<<<<
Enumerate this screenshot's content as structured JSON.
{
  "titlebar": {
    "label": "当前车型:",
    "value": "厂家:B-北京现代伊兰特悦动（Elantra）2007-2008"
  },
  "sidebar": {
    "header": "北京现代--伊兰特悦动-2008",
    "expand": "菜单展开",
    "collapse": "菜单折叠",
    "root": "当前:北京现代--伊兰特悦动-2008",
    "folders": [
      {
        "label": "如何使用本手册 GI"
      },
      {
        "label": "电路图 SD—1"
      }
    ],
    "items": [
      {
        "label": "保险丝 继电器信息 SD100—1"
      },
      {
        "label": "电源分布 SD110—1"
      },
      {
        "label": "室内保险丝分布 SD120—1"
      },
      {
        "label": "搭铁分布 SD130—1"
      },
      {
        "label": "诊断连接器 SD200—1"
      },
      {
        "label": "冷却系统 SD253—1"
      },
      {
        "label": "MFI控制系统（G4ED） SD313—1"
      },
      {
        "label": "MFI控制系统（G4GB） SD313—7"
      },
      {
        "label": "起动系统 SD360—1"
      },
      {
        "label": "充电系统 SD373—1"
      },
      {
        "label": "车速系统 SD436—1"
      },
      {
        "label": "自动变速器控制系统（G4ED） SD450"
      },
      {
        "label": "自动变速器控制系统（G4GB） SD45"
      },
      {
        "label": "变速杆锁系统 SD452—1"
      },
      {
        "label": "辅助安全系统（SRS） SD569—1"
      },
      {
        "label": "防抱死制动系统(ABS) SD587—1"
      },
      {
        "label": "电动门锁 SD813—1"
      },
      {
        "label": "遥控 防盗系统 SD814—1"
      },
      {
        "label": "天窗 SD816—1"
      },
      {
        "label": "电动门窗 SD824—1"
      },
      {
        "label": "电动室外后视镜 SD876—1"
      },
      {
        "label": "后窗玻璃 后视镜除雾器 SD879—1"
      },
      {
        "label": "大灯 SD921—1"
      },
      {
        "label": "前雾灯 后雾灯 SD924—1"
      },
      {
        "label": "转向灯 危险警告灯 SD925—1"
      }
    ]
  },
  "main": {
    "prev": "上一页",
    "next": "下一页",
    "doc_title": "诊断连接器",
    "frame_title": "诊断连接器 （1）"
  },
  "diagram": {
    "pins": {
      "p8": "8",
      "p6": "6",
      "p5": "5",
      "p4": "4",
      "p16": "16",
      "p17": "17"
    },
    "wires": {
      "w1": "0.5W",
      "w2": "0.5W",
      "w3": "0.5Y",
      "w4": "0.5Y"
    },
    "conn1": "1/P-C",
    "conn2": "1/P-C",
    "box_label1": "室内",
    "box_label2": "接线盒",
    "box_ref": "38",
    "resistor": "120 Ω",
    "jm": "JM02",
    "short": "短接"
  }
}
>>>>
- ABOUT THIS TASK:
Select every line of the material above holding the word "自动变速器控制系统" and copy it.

- TASK RESPONSE:
        "label": "自动变速器控制系统（G4ED） SD450"
        "label": "自动变速器控制系统（G4GB） SD45"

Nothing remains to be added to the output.